DIRECTIONS FOR THIS TASK:
Return only those lines of the material that contain "JSON".

EXERCISE MATERIALS:

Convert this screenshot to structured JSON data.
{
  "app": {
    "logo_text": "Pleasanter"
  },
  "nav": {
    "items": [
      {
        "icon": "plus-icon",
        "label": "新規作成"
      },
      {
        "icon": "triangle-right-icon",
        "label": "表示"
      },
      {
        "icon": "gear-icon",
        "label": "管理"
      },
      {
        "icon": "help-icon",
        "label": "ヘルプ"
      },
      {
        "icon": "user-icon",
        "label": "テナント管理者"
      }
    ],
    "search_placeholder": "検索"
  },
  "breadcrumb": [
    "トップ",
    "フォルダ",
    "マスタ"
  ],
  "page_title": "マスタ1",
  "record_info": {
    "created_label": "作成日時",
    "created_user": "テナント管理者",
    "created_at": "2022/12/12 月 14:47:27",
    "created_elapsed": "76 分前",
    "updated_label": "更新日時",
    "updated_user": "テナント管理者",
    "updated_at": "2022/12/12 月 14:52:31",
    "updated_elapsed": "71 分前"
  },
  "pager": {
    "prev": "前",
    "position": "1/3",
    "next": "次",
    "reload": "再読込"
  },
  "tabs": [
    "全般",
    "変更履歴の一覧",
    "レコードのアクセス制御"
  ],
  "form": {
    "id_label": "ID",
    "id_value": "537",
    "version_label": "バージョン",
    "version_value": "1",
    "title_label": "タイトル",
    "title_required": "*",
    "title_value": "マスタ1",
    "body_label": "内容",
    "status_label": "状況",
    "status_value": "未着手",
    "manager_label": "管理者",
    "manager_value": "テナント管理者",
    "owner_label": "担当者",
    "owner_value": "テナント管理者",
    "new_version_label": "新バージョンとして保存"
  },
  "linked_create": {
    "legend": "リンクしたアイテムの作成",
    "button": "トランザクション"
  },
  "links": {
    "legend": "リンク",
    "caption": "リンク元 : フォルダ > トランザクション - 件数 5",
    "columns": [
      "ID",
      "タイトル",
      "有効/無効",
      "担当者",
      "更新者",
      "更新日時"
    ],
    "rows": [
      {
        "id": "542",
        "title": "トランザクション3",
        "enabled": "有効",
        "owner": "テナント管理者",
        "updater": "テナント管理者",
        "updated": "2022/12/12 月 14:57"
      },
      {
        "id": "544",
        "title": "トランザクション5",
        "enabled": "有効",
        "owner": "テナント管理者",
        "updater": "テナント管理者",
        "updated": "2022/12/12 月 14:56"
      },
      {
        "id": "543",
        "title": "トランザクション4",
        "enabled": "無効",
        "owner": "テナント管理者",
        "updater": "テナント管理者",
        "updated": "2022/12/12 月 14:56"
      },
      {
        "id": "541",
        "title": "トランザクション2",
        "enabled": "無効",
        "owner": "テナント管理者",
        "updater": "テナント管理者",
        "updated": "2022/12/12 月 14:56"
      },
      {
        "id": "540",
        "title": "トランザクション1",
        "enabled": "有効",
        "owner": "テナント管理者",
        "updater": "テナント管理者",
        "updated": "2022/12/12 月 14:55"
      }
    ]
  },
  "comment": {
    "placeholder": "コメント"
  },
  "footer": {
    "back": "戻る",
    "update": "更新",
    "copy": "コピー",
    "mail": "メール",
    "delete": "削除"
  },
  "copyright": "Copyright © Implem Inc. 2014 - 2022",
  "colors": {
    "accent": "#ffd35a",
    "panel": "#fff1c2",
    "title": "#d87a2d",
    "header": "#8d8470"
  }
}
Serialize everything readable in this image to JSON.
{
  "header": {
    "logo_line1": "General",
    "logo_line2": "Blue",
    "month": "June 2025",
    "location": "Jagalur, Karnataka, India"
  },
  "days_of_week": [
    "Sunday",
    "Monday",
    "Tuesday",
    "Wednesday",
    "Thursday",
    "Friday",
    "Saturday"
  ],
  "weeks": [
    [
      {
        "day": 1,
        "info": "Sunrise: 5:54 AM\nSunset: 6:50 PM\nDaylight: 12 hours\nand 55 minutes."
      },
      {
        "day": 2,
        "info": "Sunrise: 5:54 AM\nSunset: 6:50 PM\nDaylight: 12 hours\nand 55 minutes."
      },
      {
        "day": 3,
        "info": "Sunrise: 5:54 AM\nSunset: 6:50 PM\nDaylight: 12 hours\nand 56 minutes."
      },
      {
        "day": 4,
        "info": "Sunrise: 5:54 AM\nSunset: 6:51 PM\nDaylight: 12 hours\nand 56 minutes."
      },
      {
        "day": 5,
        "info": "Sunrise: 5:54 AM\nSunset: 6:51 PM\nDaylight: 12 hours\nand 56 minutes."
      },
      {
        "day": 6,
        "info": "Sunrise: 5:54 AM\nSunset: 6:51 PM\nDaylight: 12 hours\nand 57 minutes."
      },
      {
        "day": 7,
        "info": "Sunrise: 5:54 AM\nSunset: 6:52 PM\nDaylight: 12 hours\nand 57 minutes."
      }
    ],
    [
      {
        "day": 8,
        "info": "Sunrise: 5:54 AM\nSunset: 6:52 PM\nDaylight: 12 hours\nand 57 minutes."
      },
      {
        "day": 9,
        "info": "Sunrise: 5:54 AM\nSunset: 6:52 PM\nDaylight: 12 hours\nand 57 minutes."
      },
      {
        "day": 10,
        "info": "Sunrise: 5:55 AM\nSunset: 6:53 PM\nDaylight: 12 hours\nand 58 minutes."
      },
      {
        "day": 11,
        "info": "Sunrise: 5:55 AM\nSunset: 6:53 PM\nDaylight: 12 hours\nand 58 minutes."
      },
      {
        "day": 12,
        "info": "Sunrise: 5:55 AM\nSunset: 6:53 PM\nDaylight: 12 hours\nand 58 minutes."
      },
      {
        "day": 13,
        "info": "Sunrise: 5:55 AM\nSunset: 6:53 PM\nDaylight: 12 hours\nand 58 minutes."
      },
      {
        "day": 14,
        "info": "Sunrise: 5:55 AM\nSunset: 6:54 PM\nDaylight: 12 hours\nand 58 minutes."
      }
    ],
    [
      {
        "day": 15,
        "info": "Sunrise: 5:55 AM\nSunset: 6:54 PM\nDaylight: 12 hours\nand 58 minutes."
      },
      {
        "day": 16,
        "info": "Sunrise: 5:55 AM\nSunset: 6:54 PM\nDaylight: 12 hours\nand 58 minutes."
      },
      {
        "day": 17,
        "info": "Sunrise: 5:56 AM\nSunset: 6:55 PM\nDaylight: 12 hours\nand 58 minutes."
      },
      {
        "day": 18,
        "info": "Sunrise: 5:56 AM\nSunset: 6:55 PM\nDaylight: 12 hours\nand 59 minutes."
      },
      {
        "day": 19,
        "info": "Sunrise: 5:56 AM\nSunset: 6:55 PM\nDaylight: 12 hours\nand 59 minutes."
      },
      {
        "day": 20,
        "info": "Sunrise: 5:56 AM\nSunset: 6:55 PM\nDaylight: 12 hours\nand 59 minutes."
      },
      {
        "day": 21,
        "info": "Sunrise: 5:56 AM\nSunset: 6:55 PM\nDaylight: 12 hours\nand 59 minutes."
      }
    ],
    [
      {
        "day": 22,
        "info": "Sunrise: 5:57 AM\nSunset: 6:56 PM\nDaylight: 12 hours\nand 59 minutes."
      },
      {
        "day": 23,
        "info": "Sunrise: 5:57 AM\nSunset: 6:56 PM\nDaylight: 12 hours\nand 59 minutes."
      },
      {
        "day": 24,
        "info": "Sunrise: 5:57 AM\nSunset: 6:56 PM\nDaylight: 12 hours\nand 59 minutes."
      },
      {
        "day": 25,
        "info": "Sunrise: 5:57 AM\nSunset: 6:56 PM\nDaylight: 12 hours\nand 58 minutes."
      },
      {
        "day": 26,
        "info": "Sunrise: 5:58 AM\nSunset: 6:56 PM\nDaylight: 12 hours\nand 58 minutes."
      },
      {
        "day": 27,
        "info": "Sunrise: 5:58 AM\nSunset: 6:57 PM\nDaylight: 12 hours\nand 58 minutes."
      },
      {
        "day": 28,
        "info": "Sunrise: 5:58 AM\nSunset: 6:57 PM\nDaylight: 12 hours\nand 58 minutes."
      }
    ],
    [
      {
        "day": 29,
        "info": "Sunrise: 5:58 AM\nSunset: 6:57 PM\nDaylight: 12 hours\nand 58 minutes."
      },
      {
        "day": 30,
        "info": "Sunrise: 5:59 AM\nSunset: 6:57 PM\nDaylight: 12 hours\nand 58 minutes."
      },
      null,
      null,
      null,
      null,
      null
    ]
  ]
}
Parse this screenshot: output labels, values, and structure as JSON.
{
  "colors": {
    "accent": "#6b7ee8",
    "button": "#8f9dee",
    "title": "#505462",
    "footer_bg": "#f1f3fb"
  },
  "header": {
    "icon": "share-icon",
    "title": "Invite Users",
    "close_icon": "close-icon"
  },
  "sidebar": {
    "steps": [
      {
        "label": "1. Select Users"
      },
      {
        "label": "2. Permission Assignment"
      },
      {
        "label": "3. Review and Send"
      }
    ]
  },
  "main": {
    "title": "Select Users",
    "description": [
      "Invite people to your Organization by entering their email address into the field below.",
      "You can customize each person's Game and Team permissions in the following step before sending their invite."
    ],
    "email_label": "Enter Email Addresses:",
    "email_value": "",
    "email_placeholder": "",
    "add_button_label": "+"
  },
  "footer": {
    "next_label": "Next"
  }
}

ANSWER BOX:
Convert this screenshot to structured JSON data.
Serialize everything readable in this image to JSON.
Parse this screenshot: output labels, values, and structure as JSON.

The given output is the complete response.